Very young children will put you through your paces at the best of times. With a misbehaving 3-year-old, taking care of that one child can be as exhausting as looking after several at once. Learning to deal with and even reduce the bratty behavior of a child this age is a process that requires both patience from you as well as a more developed understanding of child psychology. Improve your communication and empathy with the child to help improve his behavior.
Language Development and Miscommunication
Improve your communication with the child by examining common adult/child miscommunications. In the book “What Did I Just Say?” developmental psychologists Denis Donovan and Deborah McIntyre point out that many adult expressions and phrases are misunderstood by young children who use simple language and understand words literalistically. For example, you may use the words “Do you want a time out?” as a means of warning a child against continuing unwanted behavior, but a 3-year-old will likely interpret the question literally, say “no” and continue the objectionable behavior, not understanding that the adult wanted him to stop. Police your language for these types of problems and look for examples of “bratty” behavior that come from mere misunderstandings.
Understanding the typical emotional development of a 3-year-old will help you know how to deal with the child.

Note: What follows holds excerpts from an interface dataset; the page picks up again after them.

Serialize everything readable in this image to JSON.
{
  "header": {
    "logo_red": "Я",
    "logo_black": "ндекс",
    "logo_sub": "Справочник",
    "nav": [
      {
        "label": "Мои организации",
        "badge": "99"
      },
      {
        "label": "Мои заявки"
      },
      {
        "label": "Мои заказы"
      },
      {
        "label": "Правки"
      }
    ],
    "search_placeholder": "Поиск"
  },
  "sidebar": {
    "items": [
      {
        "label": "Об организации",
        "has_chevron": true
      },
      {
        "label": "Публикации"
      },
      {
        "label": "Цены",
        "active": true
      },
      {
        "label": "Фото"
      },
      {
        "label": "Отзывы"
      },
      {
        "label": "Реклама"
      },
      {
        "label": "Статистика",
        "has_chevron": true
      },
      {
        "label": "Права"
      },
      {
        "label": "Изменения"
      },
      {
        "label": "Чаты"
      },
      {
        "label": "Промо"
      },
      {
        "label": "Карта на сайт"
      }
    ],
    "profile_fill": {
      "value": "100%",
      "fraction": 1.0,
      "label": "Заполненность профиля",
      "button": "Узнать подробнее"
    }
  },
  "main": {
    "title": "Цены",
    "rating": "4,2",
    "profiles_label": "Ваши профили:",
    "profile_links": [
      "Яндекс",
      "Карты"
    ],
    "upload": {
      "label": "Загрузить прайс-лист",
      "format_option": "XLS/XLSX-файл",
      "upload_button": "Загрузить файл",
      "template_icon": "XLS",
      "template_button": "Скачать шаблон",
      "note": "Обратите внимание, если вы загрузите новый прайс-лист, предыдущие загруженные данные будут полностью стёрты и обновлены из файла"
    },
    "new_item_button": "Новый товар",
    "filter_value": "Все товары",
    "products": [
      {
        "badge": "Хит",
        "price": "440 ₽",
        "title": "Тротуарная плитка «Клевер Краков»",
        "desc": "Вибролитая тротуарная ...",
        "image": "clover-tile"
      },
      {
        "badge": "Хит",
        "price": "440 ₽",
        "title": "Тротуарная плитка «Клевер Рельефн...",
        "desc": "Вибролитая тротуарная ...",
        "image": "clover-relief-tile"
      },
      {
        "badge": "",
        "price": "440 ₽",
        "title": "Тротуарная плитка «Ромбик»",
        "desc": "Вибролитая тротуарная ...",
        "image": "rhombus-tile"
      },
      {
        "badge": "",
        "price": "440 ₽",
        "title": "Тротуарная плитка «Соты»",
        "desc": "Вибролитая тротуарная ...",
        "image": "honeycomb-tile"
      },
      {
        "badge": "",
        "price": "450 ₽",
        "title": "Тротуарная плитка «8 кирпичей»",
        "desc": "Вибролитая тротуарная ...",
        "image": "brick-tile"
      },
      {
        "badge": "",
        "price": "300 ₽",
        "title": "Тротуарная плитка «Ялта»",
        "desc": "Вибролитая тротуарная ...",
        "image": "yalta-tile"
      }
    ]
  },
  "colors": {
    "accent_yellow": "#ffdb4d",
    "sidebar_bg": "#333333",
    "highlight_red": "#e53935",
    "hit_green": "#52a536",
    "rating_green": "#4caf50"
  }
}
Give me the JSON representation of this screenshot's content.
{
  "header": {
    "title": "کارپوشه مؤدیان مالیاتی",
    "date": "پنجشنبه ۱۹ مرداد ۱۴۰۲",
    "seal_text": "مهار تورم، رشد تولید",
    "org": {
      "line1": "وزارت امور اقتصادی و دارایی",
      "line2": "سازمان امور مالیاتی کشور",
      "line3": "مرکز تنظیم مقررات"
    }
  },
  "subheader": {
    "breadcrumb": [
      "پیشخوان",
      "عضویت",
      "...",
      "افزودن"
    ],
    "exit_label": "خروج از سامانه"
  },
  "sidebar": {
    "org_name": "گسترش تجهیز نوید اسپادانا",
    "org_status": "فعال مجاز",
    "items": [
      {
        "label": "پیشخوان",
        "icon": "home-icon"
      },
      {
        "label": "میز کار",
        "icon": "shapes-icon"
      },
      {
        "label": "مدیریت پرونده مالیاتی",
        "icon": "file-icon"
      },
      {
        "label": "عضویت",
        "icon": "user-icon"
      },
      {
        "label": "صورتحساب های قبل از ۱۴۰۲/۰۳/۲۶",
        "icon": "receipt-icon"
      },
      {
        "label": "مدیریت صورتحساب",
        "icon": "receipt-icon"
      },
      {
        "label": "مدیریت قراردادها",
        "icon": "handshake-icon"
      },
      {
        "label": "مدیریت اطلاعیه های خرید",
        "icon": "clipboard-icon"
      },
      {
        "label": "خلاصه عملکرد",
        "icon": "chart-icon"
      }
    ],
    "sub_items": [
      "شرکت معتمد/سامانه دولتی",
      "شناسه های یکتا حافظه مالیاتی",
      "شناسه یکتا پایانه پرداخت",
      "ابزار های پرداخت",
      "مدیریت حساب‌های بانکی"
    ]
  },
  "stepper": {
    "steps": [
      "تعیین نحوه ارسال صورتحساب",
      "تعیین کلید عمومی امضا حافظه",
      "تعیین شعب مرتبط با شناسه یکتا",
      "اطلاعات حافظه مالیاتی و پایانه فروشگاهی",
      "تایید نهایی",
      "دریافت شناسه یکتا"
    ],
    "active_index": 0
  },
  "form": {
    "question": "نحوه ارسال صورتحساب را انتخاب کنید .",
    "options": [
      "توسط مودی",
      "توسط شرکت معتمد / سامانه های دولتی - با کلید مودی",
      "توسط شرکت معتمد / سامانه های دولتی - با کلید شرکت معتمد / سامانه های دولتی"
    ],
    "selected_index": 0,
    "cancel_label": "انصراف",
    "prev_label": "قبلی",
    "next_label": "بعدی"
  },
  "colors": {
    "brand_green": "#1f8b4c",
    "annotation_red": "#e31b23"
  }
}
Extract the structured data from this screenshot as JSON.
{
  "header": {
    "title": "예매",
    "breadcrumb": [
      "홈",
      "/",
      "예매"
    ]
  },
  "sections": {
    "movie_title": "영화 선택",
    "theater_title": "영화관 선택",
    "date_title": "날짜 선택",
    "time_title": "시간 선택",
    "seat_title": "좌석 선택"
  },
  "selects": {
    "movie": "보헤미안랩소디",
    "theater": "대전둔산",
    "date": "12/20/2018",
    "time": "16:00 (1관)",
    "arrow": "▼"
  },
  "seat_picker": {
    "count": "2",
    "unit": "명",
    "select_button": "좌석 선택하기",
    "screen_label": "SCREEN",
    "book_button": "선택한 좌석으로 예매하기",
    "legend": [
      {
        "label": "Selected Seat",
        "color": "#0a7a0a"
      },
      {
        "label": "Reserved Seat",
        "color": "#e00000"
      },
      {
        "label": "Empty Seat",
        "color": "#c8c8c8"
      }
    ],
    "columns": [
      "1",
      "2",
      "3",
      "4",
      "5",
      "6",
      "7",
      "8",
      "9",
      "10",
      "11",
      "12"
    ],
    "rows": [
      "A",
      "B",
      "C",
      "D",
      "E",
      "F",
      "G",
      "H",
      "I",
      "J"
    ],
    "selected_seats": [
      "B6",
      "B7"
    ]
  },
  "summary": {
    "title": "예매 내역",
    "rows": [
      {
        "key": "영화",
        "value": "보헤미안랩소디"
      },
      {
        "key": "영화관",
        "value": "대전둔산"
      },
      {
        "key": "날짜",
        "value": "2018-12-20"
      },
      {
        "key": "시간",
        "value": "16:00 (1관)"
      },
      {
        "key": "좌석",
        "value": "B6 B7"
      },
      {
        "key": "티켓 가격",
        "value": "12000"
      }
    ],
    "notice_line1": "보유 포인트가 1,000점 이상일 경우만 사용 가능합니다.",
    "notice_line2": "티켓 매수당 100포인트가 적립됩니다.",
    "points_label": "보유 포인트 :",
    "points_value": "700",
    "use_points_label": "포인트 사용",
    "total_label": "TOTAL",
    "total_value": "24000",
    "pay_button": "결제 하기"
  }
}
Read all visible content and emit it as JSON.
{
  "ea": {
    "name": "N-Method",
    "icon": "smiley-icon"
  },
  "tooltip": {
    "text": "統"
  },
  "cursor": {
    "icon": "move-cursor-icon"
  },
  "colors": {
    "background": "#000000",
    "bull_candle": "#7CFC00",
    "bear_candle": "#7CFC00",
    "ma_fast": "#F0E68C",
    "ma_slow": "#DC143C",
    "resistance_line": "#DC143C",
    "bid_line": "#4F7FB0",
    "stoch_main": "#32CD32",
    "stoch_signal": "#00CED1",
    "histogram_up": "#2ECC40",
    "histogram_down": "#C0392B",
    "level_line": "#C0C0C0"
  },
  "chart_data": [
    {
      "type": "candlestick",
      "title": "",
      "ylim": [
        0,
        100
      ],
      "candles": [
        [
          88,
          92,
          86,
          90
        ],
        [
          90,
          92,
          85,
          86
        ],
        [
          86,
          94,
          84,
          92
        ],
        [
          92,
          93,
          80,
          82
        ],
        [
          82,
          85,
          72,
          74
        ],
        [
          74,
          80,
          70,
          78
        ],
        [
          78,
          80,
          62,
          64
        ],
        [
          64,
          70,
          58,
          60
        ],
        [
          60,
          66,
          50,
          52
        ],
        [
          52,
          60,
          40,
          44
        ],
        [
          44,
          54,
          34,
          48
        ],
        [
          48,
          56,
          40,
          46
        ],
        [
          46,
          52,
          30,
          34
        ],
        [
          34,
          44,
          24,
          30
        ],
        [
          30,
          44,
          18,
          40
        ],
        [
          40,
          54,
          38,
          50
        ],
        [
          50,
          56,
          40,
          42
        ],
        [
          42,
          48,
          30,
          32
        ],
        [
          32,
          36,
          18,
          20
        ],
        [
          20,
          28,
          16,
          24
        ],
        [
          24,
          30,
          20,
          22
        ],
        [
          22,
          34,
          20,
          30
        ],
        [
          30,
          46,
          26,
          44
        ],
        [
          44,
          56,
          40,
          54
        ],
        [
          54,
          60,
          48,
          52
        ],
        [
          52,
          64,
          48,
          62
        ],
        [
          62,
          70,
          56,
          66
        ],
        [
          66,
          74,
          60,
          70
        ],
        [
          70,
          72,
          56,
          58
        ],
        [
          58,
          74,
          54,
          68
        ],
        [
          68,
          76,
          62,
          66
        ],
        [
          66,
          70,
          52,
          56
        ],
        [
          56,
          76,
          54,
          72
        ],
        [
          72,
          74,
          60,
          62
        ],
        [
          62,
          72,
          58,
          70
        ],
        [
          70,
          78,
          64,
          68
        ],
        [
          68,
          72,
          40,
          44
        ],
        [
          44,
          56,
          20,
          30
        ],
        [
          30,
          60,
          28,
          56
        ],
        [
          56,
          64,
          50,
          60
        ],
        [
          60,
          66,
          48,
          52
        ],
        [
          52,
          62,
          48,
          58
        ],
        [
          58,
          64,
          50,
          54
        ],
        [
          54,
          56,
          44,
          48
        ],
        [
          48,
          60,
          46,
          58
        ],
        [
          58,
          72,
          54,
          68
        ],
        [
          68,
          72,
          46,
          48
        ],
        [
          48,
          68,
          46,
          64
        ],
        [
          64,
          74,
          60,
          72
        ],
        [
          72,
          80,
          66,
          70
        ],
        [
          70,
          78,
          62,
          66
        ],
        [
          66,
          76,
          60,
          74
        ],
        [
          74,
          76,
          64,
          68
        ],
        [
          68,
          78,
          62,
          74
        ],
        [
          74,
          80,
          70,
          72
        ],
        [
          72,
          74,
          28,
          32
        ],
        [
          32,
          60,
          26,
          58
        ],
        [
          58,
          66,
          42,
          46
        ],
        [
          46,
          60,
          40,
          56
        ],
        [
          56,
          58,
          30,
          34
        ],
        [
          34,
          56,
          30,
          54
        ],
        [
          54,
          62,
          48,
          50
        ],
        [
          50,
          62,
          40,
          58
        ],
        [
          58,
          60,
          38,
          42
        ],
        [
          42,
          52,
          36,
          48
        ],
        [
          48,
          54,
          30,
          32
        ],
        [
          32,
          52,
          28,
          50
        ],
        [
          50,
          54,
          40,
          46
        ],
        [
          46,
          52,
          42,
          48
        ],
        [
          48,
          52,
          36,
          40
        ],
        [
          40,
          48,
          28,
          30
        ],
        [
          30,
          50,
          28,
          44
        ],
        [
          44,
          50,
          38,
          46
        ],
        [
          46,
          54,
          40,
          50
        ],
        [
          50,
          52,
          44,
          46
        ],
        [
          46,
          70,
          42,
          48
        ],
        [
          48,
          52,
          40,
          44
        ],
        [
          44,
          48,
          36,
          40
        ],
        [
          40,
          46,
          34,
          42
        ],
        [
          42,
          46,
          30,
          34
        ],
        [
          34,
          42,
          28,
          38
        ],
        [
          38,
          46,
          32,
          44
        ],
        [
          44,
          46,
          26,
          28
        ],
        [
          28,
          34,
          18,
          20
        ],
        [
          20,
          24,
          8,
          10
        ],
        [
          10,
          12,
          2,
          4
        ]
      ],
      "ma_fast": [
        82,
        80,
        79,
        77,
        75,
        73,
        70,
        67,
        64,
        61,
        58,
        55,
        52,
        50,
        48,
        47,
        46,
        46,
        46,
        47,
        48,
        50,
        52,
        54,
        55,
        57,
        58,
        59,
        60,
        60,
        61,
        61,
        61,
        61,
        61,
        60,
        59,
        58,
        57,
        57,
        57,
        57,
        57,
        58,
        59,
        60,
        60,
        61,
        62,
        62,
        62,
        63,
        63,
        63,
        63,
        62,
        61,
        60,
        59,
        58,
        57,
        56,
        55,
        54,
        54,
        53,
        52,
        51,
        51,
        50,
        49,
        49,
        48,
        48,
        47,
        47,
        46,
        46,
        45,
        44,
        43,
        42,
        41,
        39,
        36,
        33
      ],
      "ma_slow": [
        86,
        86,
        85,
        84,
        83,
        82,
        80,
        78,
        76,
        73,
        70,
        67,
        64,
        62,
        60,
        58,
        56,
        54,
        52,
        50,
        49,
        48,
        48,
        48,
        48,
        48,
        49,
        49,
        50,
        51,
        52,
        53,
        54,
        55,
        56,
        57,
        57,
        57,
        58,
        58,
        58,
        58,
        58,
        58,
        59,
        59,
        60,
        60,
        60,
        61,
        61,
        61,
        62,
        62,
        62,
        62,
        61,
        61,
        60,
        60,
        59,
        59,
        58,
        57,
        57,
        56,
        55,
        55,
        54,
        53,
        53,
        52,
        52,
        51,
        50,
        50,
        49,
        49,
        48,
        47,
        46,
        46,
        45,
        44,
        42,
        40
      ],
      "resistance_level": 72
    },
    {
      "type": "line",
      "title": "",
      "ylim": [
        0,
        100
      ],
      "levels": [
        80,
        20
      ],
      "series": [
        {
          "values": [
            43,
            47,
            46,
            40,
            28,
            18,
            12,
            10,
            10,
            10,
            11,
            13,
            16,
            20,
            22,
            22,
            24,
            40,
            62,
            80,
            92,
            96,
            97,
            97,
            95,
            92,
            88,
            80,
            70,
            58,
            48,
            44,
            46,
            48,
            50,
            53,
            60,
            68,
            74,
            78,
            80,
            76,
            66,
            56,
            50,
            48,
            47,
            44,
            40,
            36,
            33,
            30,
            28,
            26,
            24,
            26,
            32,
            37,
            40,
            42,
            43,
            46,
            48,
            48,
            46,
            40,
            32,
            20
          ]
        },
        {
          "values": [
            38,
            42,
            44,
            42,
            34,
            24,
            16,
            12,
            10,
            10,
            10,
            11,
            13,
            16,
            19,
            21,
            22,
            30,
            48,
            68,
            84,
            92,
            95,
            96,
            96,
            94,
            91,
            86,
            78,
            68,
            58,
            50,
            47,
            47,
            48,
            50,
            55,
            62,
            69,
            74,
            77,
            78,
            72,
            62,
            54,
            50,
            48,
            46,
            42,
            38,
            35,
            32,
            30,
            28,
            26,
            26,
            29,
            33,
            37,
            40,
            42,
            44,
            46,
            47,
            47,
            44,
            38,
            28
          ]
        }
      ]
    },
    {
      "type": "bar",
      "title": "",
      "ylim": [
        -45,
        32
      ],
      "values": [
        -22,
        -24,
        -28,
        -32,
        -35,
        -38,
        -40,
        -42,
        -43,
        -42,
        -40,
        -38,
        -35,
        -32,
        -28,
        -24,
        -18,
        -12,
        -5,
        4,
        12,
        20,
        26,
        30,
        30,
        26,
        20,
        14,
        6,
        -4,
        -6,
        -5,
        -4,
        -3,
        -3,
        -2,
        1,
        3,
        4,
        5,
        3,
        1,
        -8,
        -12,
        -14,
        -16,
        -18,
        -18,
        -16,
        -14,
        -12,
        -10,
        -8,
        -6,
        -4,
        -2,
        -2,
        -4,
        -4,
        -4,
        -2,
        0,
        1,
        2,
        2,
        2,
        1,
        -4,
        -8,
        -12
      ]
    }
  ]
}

According to family life specialist Lesia Oesterreich on the "National Network for Child Care" website, children of this age still struggle with sharing and cooperating and seek attention and approval from adults. Avoid putting sharing or cooperation requirements on the child that are inappropriate for her age, and use positive, attentive reinforcement of good behavior.
Demonstrate to the child that you understand his feelings by naming them, especially in situations where his feelings are driving him to act out. Say things like, “I know that you don't want to do this and that makes you angry.” Show that you are aware of his feelings and take them into consideration but expect that he manage his emotions and develop self-control. When possible, refer to yourself to teach him by example. Say things like, “Sometimes, I don't want to do what I'm supposed to do, either, but I do it because other people need me to.”
Work on developing a clearer, more detailed and more vivid recollection of your own childhood. This will help you to be more in touch with what this child's experience is of the world. Recall times when things didn't make sense to you or when the rules that adults made for you seemed unfair and infuriating. Remember how you were building your sense of the world and how it worked and the healthy, normal self-centeredness you had as a child. Think of what adults could have said to you to help you understand the world and your behavior in it and use this as a guide in how you deal with a difficult child.